(class +Person +Entity)
(rel nm (+Need +Sn +Idx +String))      # Name
(rel pa (+Joint) kids (+Man))          # Father

   (0)                                 # @:64
   (2 +Person)                         # A:256
   (3 (+Person nm))                    # B:512
   (3 (+Person job dat fin)) )         # C:512

Opening the Database File

Now let's write a short function that opens the database file. We have done this manually from the REPL in the last post. It included two steps:

  1. Set the namespace,

  2. Open the files (assuming they are all in the folder "family").

(de main ()
      (symbols '(family pico))
      (pool "family/" *Dbs)
  1. Exception handling - since we're opening an external file, we should also think about what happens if it fails (for example because it doesn't exist yet).

If it failed, then our global variable *DB will be empty. If this happens, let's just create a new database and put new entries inside:

   (unless (val *DB)
         (set *DB (request '(+Man) 'nm "Adam"))
         (request '(+Woman) 'nm "Eve") )
      (commit) )

Starting the server

Next we define the function which starts the server. In order to have a clean database, first of all we execute (rollback) first to clean the RAM from cached objects.

The server function accepts an optional URL argument. We can choose between three options:

  • If the path starts with an exclamation mark !, the rest (without the '!') is taken as the name of a Lisp function to be called. All arguments following the question mark are passed to that function.

  • If a path ends with ".l" (a dot and a lower case 'L'), it is taken as a Lisp source file name to be loaded.

  • If the extension of a file name matches an entry in the global mime type table *Mime , the file is sent to the client with mime-type and max-age values taken from that table.

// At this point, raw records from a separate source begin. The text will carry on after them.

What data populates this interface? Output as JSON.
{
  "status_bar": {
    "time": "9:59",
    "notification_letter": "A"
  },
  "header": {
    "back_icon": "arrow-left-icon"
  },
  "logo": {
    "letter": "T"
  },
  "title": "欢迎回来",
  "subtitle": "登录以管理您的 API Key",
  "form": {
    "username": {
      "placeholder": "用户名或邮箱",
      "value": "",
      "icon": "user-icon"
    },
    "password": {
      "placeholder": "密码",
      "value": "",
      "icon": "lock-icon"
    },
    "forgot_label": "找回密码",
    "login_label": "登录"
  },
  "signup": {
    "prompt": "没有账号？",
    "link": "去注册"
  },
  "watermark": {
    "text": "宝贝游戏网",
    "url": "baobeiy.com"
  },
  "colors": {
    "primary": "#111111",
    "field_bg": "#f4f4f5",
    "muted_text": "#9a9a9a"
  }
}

Otherwise, the file is sent to the client with a mime-type of "application/octet-stream" and a max-age of 1 second.

For our example, let's call the server with the function treeReport which we will define in the next step.

(de go ()
   (server 8080 "!treeReport") )

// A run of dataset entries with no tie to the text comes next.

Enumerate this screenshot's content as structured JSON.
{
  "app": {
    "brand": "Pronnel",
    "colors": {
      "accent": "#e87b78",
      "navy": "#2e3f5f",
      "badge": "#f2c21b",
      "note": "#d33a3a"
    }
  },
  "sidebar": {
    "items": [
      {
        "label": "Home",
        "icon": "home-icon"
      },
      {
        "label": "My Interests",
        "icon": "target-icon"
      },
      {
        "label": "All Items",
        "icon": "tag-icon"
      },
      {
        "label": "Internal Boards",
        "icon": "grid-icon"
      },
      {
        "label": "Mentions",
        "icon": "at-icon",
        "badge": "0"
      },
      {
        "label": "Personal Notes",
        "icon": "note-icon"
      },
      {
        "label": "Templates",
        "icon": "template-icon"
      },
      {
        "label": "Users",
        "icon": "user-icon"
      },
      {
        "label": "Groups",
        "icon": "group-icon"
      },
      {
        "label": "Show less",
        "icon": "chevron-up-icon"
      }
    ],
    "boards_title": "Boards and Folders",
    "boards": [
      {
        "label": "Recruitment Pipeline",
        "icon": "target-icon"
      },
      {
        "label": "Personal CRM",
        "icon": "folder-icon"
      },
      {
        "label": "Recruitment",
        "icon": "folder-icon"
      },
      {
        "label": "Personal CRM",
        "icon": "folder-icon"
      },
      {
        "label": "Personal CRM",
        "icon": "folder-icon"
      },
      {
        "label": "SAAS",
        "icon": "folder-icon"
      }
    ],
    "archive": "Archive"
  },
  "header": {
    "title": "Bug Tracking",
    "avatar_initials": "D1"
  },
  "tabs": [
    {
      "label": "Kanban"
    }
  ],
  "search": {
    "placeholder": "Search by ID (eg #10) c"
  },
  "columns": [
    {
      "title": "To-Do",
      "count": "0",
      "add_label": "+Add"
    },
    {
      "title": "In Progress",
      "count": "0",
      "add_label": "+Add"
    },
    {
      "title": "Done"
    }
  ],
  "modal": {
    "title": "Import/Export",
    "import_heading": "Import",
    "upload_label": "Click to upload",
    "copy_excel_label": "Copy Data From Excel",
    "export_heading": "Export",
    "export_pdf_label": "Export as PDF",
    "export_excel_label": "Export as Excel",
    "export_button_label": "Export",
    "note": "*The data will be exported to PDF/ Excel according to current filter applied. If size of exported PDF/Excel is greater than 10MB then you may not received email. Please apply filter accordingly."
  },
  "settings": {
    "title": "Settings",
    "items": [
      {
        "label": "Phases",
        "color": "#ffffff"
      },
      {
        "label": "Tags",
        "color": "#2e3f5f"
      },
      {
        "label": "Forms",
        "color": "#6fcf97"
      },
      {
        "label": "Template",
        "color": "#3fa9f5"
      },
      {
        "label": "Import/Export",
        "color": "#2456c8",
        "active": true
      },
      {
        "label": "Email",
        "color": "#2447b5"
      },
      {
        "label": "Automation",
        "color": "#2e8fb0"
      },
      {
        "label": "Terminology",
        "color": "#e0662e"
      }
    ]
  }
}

The treeReport function

Now finally we're coming to the interesting part. We said that we want to pass the parameters from the URL. How does that work?

The URL is evaluated as follows: First comes the desired URI, then comes a question mark, and then an arbitrary number of values can be passed. They are encoded as follows:

  • An internal symbol starts with a dollar sign $

  • A number starts with a plus sign +

  • An external (database) symbol starts with dash -

  • A list (one level only) is encoded with underscores _

  • Otherwise, it is a transient symbol (i. e., a plain string) .

In other words, if we want to pass the database record {A1}, we can pass it like this: "[Link to page]/?-A1".

That means our treeReport function needs to accept one argument which is a database record. We set it as current object:

(de treeReport ( This )
(de treeReport ( This )
   (html 0 "Family Tree View" *Css NIL
      (<h1> NIL (prinl (: nm))) ) )

Now let's start our script from the command line. In general, functions can be started from the command line by a prepending dash -. However, for our main and go functions, we need the namespace to family first, syntax: -<namespace>~<function> (note: the namespace delimitor is a tilde ~, not a dash -). In other words, like this:

$ pil family-treeview.l -family~main -go +

Since the server is running at port 8080, we can now point or browser to http://localhost:8080/?-A1 and see the name of the {A1} record expanded:


It works!

Some words about security

If you read this post carefully, you might have noticed that it's possible to execute basically any PicoLisp function or file via the command line. Needless to say that this is a huge security hole that needs to be addressed.

The access to resources is controlled via the global variable *Allow which is checked by the server before delivering any data to the client. We can set this variable via the allowed function.

In our example, it coud look like this:

 (allowed ("css/")
   "@lib.css" "!treeReport" )

Access is allowed to everything inside the folder css as well as the library file @lib.css and the function treeReport. Everything else is blocked.

The file up to this point can be downloaded here. In the next post, we will expand our function treeReport to display the family tree of the current record.